To assess the ability to perform all activities of daily living, qualified individuals and caregivers will have to monitor the elderly person. It is essential to observe and keep detailed notes on their physical and mental conditions so that you can quickly identify any changes.
Once all information is collected, you can evaluate whether the person is ADLs and IADLs assistance dependent or not.
When are Assessments Necessary?
Caregivers need to be aware of all changes in the physical and mental conditions of the elderly. If you are not a full-time caregiver, keep an eye out for symptoms that point towards dependency when you go over for a visit.
It is best to monitor the following signs to understand if any ADLs and IADLs assessments are necessary.
Deterioration of Health

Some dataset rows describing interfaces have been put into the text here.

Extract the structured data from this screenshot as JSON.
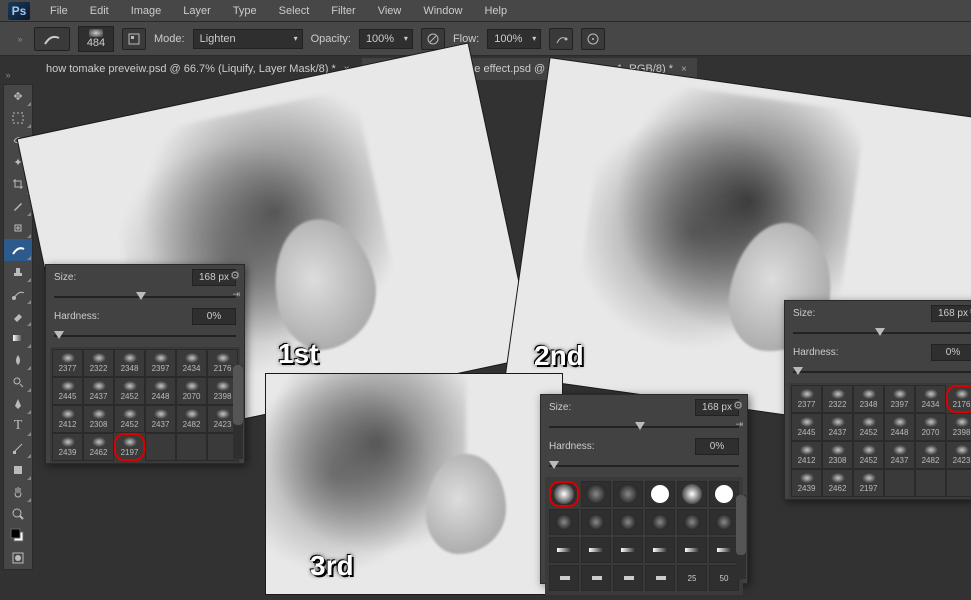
{
  "menu": {
    "file": "File",
    "edit": "Edit",
    "image": "Image",
    "layer": "Layer",
    "type": "Type",
    "select": "Select",
    "filter": "Filter",
    "view": "View",
    "window": "Window",
    "help": "Help"
  },
  "logo": "Ps",
  "options": {
    "brush_size": "484",
    "mode_label": "Mode:",
    "mode_value": "Lighten",
    "opacity_label": "Opacity:",
    "opacity_value": "100%",
    "flow_label": "Flow:",
    "flow_value": "100%"
  },
  "tabs": {
    "active": "how tomake preveiw.psd @ 66.7% (Liquify, Layer Mask/8) *",
    "inactive": "How to make a smoke effect.psd @ 66.7% (Layer 1, RGB/8) *"
  },
  "labels": {
    "first": "1st",
    "second": "2nd",
    "third": "3rd"
  },
  "panel": {
    "size_label": "Size:",
    "size_value": "168 px",
    "hardness_label": "Hardness:",
    "hardness_value": "0%"
  },
  "brushes1": [
    [
      "2377",
      "2322",
      "2348",
      "2397",
      "2434",
      "2176"
    ],
    [
      "2445",
      "2437",
      "2452",
      "2448",
      "2070",
      "2398"
    ],
    [
      "2412",
      "2308",
      "2452",
      "2437",
      "2482",
      "2423"
    ],
    [
      "2439",
      "2462",
      "2197",
      "",
      "",
      ""
    ]
  ],
  "brushes1_circled": [
    3,
    2
  ],
  "brushes2": [
    [
      "2377",
      "2322",
      "2348",
      "2397",
      "2434",
      "2176"
    ],
    [
      "2445",
      "2437",
      "2452",
      "2448",
      "2070",
      "2398"
    ],
    [
      "2412",
      "2308",
      "2452",
      "2437",
      "2482",
      "2423"
    ],
    [
      "2439",
      "2462",
      "2197",
      "",
      "",
      ""
    ]
  ],
  "brushes2_circled": [
    0,
    5
  ],
  "brushes3_row2": [
    "",
    "",
    "",
    "",
    "25",
    "50",
    ""
  ],
  "brushes3_circled": [
    0,
    0
  ]
}
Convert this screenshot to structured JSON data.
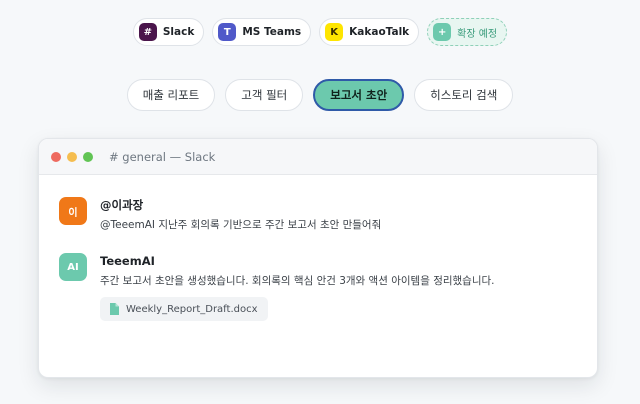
{
  "platforms": [
    {
      "label": "Slack",
      "badge": "#",
      "color": "#4a154b"
    },
    {
      "label": "MS Teams",
      "badge": "T",
      "color": "#5059c9"
    },
    {
      "label": "KakaoTalk",
      "badge": "K",
      "color": "#fee500"
    }
  ],
  "extension": {
    "label": "확장 예정",
    "badge": "+"
  },
  "tabs": [
    {
      "label": "매출 리포트",
      "active": false
    },
    {
      "label": "고객 필터",
      "active": false
    },
    {
      "label": "보고서 초안",
      "active": true
    },
    {
      "label": "히스토리 검색",
      "active": false
    }
  ],
  "window": {
    "title": "# general — Slack",
    "messages": [
      {
        "avatar": "이",
        "avatar_color": "#f07818",
        "author": "@이과장",
        "text": "@TeeemAI 지난주 회의록 기반으로 주간 보고서 초안 만들어줘"
      },
      {
        "avatar": "AI",
        "avatar_color": "#6cc9ad",
        "author": "TeeemAI",
        "text": "주간 보고서 초안을 생성했습니다. 회의록의 핵심 안건 3개와 액션 아이템을 정리했습니다.",
        "attachment": "Weekly_Report_Draft.docx"
      }
    ]
  },
  "colors": {
    "accent": "#6cc9ad",
    "active_border": "#2f5aa8",
    "dot_red": "#ee6a5f",
    "dot_yellow": "#f5bd4f",
    "dot_green": "#61c454"
  }
}
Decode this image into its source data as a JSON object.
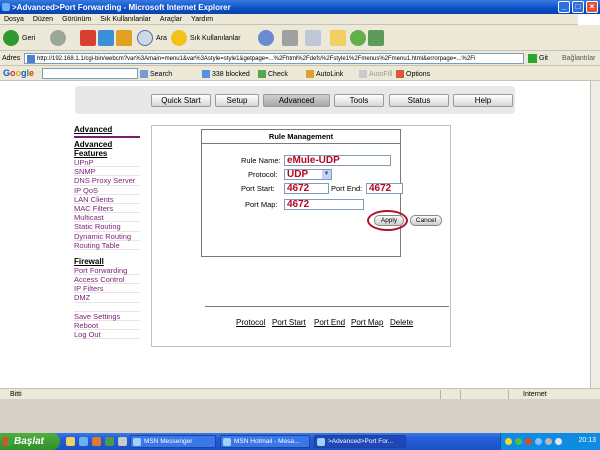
{
  "window": {
    "title": ">Advanced>Port Forwarding - Microsoft Internet Explorer",
    "buttons": [
      "_",
      "□",
      "×"
    ]
  },
  "menu": [
    "Dosya",
    "Düzen",
    "Görünüm",
    "Sık Kullanılanlar",
    "Araçlar",
    "Yardım"
  ],
  "toolbar": {
    "back": "Geri",
    "search": "Ara",
    "favorites": "Sık Kullanılanlar"
  },
  "address": {
    "label": "Adres",
    "url": "http://192.168.1.1/cgi-bin/webcm?var%3Amain=menu1&var%3Astyle=style1&getpage=...%2Fhtml%2Fdefs%2Fstyle1%2Fmenus%2Fmenu1.html&errorpage=...%2Fi",
    "go": "Git",
    "links": "Bağlantılar"
  },
  "google_bar": {
    "logo": "Google",
    "search": "Search",
    "blocked": "338 blocked",
    "check": "Check",
    "autolink": "AutoLink",
    "autofill": "AutoFill",
    "options": "Options"
  },
  "router_nav": {
    "tabs": [
      "Quick Start",
      "Setup",
      "Advanced",
      "Tools",
      "Status",
      "Help"
    ],
    "active": "Advanced"
  },
  "sidebar": {
    "heading1": "Advanced",
    "heading2a": "Advanced",
    "heading2b": "Features",
    "features": [
      "UPnP",
      "SNMP",
      "DNS Proxy Server",
      "IP QoS",
      "LAN Clients",
      "MAC Filters",
      "Multicast",
      "Static Routing",
      "Dynamic Routing",
      "Routing Table"
    ],
    "heading3": "Firewall",
    "firewall": [
      "Port Forwarding",
      "Access Control",
      "IP Filters",
      "DMZ"
    ],
    "bottom": [
      "Save Settings",
      "Reboot",
      "Log Out"
    ]
  },
  "rule": {
    "header": "Rule Management",
    "rule_name_label": "Rule Name:",
    "rule_name": "eMule-UDP",
    "protocol_label": "Protocol:",
    "protocol": "UDP",
    "port_start_label": "Port Start:",
    "port_start": "4672",
    "port_end_label": "Port End:",
    "port_end": "4672",
    "port_map_label": "Port Map:",
    "port_map": "4672",
    "apply": "Apply",
    "cancel": "Cancel"
  },
  "table_headers": [
    "Protocol",
    "Port Start",
    "Port End",
    "Port Map",
    "Delete"
  ],
  "status": {
    "left": "Bitti",
    "zone": "Internet"
  },
  "taskbar": {
    "start": "Başlat",
    "tasks": [
      "MSN Messenger",
      "MSN Hotmail - Mesa...",
      ">Advanced>Port For..."
    ],
    "clock": "20:13"
  },
  "colors": {
    "link_purple": "#7a1e74",
    "value_red": "#b3071f",
    "highlight_circle": "#b0102a"
  }
}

As people grow old, they may develop health problems. These may be due to pre-existing conditions or newer illnesses.
Suppose one’s health continues to deteriorate at old age, and there are frequent visits to the ER or stays at the hospital. In that case, an assessment may be necessary.
Many families or even assisted living facilities to exploit and abuse older people. If you are concerned about your loved one being subjected to physical, verbal, or emotional abuse, you must act immediately. As a part of rehabilitation, ADLs and IADLs assessment will have to be conducted.
Elderly people often have trouble remembering. They may forget events that happened a long time ago, but what is most concerning is forgetting their name or address or failing to recognize known people and places. If this happens, you must schedule an assessment.
Difficulty in Driving
If an older adult is driving, it is best to monitor their abilities. They may have caused or been in an accident while driving, or passengers may have felt unsafe while being in the car.
It is essential to look into these matters and test the abilities of the elderly person to ensure that the situations do not get worse.
Improper Management of Finances
If an older family member lives alone and unassisted, keep an eye on their finances. They may not be able to meet payment requirements or may get involved in scams without realizing the dangers of such transactions. This is a sign of IADL dependency and needs to be addressed immediately.
Caregiving depends on the needs of every individual. Therefore, you must analyze every aspect of ADLs and IADLs assistance dependency to determine what kind of care you need to provide.
We hope this guide was able to give you all the necessary information to assess the ability of those in your care to perform various activities, and therefore what kind of support they need.
You can come back to this guide whenever you want and learn more about ADLs and IADLs care. Don’t forget to share the information with other caregivers, and on your social media profiles!